the campaign in 29 incidents. The Muttahida Qaumi Movement (MQM)
was targeted in 23 incidents, the Pakistan Muslim League (N) in 16 and
the Pakistan People’s Party in 12 incidents. The Jamiat Ulema-e-Islam
(JUI-F) and Pakistan Tehrik-e-Insaf (PTI) were targeted in six and four
incidents, respectively. Ten incidents involved independent candidates
where their workers and supporters were targeted.
The hardest hit province was Khyber Pakhtunkhwa, followed by Sindh
and Balochistan. FATA saw relatively fewer incidents of election-related
violence but the severe militant insurgency in the region continued
unabated throughout the campaign. Punjab experienced the least
election violence during this time; however, during the last week of the
campaign, a string of incidents took place in the province.
The predominant targets of violence were political parties and
candidates participating in polls. KP and Sindh saw the highest number
of attacks on political parties, with Balochistan not far behind.
Balochistan and KP were the provinces where candidates, in particular,
were targeted most. Polling stations were targeted exclusively in

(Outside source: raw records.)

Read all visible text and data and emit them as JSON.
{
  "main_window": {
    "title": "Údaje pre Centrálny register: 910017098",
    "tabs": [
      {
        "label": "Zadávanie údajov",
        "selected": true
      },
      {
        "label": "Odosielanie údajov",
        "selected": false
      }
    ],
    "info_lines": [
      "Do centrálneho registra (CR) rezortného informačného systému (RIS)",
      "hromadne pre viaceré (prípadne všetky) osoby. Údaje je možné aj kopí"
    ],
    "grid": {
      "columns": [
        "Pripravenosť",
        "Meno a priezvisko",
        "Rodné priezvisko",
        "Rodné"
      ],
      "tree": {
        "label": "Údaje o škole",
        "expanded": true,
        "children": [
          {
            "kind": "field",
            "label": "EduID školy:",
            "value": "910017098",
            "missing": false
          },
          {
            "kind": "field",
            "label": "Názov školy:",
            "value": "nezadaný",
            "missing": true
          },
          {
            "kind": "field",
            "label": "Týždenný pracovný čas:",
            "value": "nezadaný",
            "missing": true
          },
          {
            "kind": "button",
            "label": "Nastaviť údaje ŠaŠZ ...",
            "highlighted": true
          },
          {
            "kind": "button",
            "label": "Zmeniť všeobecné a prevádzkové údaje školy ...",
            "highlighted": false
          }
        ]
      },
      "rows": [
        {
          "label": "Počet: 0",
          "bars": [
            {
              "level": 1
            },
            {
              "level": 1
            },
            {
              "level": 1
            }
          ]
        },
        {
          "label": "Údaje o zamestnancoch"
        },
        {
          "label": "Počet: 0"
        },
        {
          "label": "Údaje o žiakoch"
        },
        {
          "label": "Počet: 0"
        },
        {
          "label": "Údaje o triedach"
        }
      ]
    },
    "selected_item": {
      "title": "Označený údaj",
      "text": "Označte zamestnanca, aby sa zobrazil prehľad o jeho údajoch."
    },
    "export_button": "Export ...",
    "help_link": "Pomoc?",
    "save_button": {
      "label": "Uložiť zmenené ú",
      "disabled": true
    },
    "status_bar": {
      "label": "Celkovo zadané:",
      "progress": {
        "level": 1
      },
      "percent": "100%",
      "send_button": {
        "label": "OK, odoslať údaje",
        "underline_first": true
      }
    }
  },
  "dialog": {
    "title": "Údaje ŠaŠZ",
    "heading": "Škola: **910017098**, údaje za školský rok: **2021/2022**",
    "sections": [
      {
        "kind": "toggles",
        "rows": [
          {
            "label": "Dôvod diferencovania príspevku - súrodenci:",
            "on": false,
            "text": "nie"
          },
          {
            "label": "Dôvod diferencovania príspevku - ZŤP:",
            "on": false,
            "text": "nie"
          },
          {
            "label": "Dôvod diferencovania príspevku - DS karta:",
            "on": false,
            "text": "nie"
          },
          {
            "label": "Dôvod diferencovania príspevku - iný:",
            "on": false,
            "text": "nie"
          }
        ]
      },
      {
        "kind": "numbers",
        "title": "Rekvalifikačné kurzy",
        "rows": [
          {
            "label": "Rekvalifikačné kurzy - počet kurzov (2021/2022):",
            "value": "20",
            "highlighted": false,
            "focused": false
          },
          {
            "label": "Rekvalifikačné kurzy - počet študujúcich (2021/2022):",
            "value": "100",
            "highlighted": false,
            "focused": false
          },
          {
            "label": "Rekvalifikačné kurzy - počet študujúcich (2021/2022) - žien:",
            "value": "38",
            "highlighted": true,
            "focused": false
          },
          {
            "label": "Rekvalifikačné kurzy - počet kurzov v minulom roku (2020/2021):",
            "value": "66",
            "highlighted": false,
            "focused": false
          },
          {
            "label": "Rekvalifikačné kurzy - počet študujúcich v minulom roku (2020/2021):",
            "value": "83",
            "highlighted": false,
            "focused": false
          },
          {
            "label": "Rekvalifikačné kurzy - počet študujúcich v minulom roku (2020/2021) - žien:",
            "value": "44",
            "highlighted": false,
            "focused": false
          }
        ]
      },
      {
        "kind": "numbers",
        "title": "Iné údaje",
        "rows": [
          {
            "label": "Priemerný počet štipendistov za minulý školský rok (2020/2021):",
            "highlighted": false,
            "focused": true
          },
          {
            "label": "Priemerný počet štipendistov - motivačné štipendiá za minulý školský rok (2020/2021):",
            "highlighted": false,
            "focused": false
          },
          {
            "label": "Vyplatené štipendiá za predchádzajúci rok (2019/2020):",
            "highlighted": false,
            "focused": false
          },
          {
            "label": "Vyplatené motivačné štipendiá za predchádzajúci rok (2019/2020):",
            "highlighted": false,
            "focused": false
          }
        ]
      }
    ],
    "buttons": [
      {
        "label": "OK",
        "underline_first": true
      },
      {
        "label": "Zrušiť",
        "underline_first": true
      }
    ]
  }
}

Bombing was a predominant tactic of election related violence, closely
followed by gunfire. The high number of bomb blasts in election-related
violence is consistent with the implication that most of the violence was
perpetrated by militants. A few incidents also involved missiles and all
these incidents happened in Balochistan. Clashes between political
parties mostly involved exchange of gunfire. In two incidents - one in
FATA and the other in Punjab, candidates were kidnapped by
Grand assembly okays FATA declaration on reforms
PESHAWAR - The FATA Declaration was unanimously approved by more
than 300 members of FATA Reforms Councils from all tribal agencies
and Frontier Regions at the FATA Grand Assembly in Peshawar.
The FATA Declaration represents the culmination of a lengthy dialogue
and consensus-building process spanning five years of consecutive local
reform council meetings and advocacy workshops regarding challenges
in the implementation of already enacted political reforms in FATA and
on recommendations for further reforms.
The Shaheed Bhutto Foundation (SBF) first launched its campaign in
2008 to amplify the voices of FATA citizens and bring about political
reforms in the Federally Administered Tribal Areas (FATA).
As the reforms agenda seems to have lost urgency amidst other
priorities, FATA elders, representatives of political parties, ulemas,
lawyers, journalists, students and women from the tribal areas gathered
so that their collective voices may be heard at the highest political
The consensus FATA Declaration highlights urgent reforms priorities,
including effective implementation of the 2011 reforms enacted by the
President of Pakistan. The declaration contains 19 recommendations,
encompassing essential changes needed to ensure mainstreaming of
FATA and political participation of tribal citizens. The Assembly also
asserted that tribesmen and tribeswomen must be guaranteed the
same fundamental rights enjoyed by other citizens of Pakistan.
The FATA Grand Assembly was attended by the Honourable Khyber
Pakhtunkhwa Governor Engineer Shaukatullah Khan, who offered his
endorsement of the people-driven reforms process in FATA. Senator
Farhatullah Babar was also a guest of honour on this dignified occasion.
The approved FATA Declaration was Monday presented to Governor
Shaukatullah Khan for his consideration. In addition, the President of
Pakistan Asif Ali Zardari has agreed to receive the members of the FATA
Grand Assembly in July to formally hear their recommendations as
stated in the FATA Declaration.